The parallel between the pro-abortionist and the secularist here is clear: suffering is worse than non-existence. This is an underlying issue that creates a gap in the abortion debate that cannot be solved without addressing the issue. From a secular perspective, it’s not hard to see why suffering is viewed as the ultimate evil. From the secular point of view, there is no afterlife, this life is all we have.
Furthermore, there is no objective purpose or meaning for our lives. We must determine our own purpose and find our own meaning. The meaning that most secular people, and practically speaking even many religious people, settle on is self-happiness. It’s indisputable that in the short term, suffering is an obstacle to happiness, whether the suffering is a mere annoyance such as a delayed flight or a truly traumatizing circumstance like being a victim of rape. If you are suffering, it is difficult to be happy, and more than you are suffering, the more difficult it is. Thus we can see the argument that develops from these premises:
Premise 1: The meaning of life is individual happiness.
Premise 2: Suffering is incompatible with human happiness.
Conclusion: A life involving lots of suffering has no meaning.
The issue is that both premises are wrong. The test of a meaningful life is not merely a scale with one side consisting of happy moments and the other consisting of painful moments. The meaning of life is to serve God and live according to his will. The closest secular equivalent would be to ascertain what it means to be a good person and become one.
This type of person who accepts the “A life of suffering has no meaning” argument like pro-abortionists tend to do, fails to grasp the importance of enduring pain and suffering to achieve higher ends. They may understand that as a function of reality there maybe some suffering that occurs on the path to happiness, but to them this scenario is unjust.
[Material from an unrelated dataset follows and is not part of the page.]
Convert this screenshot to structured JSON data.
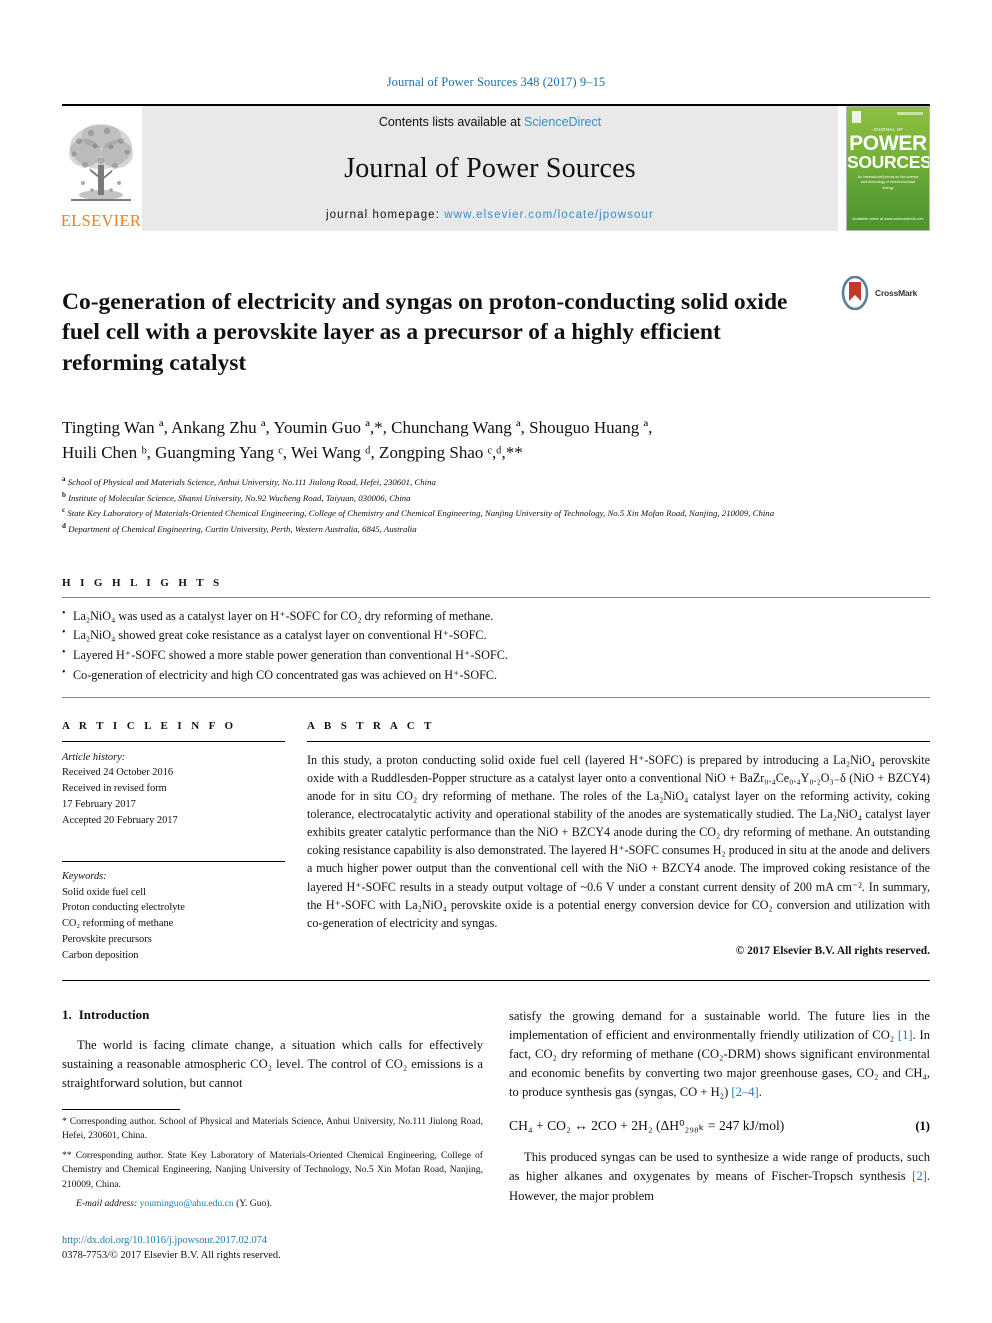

While they are correct that suffering is in the short term an obstacle to happiness, they don’t seem to grasp that suffering can produce character development that is unlikely to occur by other means. As the apostle Paul tells us in Romans 5:3-4, “but we also glory in our sufferings, because we know that suffering produces perseverance; perseverance, character; and character, hope”. When approached with the right mindset, suffering and pain draw us closer to God and makes us better, stronger people.
These painful experiences often give wisdom that can be passed on to others to aid them through similar circumstances. To put this in perspective, how often in life do you see someone who has clearly faced no pain, struggle, or adversity, that you would actually consider a good person? I imagine most people would say basically never. Whereas the finest examples of humanity, tend to be those who have seen and/or endured terrible suffering and overcome it. Yet the pro-abortionist seems to view such developments as not the worth the risk.
Until pro-abortionists realize the folly of this view, they are likely to remain convinced that abortion is morally acceptable.